Choreographed by the talented Melanie Lane, Nightdance is a piece of contemporary dance that, in a highly artistic and subtle fashion, explores the human body experiences in Melbourne’s nightclub and bar scene. Covering nightclubs, rave halls, the gay scene, and jazz/cabaret clubs, the show is breathtaking in its scope and presentation of night life and its impact on the human body.
It is worth noting that Nightdance is quite an artistic piece, and it requires an ability to appreciate slower moving pieces to get a full feel of the piece. Those with epilepsy should also be mindful that it involves flashing lights.
And now, on with the review!
The opening of the show was bold and rather creepy. As a dance show exploring the impact of nightlife on the human body, the dark and silent stage on which the weirdly angled body of three dancers could just be made out was an interesting choice. This opening really set the pace for the show, which was quite slow despite the music and nature of what they were portraying. Slow, yet tense and highly artistic.
Although initially not exactly the combination you would use to describe a night out at any of the venues portrayed, it the combination of slow and slightly unnerving is an apt summary of night life when you put your mind to it. With everything slowed down, it was possible to see the body movements of the dancers as reflections of what is seen on the dance floors around Melbourne – whether they’re your scene or not.
The sound and lighting was fantastic, with the music reflecting the different club music styles available without overpowering or detracting from the performance. The show also utilised silence in an impactful way, making sure to highlight some of the almost absurd elements of night life culture on the human body in eerie silence. The lighting, epilepsy warning aside, was highly effective. Each “movement” was able to showcase the different styles very well, and it worked seamlessly as a performance.

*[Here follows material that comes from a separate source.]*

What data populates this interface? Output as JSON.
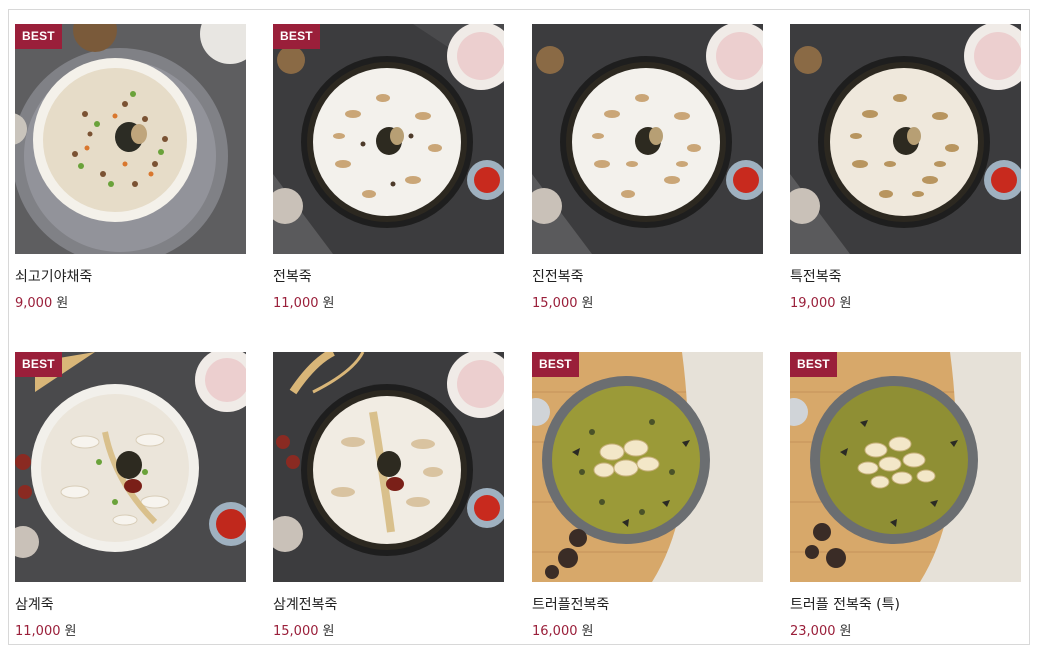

Perhaps most impressive was the costumes. There were a wide variety of very intriguing costumes, with even the simple opening costumes simulating naked bodies intriguing to watch (they highlighted the dancer’s skilled movements). There were jazz and cabaret-inspired costumes, someone turned the mat on the floor into a costume, and the finale of the gay and risqué nightlife had some spectacular costumes on display. Lady Gaga would’ve been proud.
But by far the best costume was a synthesis of the light show and the costume department. The dancer was wearing what can only be called a cyberpunk-inspired outfit, with lights attached to his body underneath a sinister jacket and futuristic glasses. When he began to dance, the crowd was blown away by the dancer’s skill, the lights on his costume, and the soundtrack, which all worked together in an inspiring combination.
The only real problem with the show was the fact that it sat awkwardly at times between being absurd and laughable on the one hand, and tense and straining on the other. There were a few moments when there were some chuckles in the audience, although they were sporadic and the atmosphere of the room didn’t match necessarily what was happening on stage.
Overall, Nightdance is an enjoyable dance number for the more artistically inclined among us. Providing an engaging and new view of Melbourne’s night life, and the impact it has on the human body, and with its incredible array of costumes and lighting, the show is very much something that will change your perspective.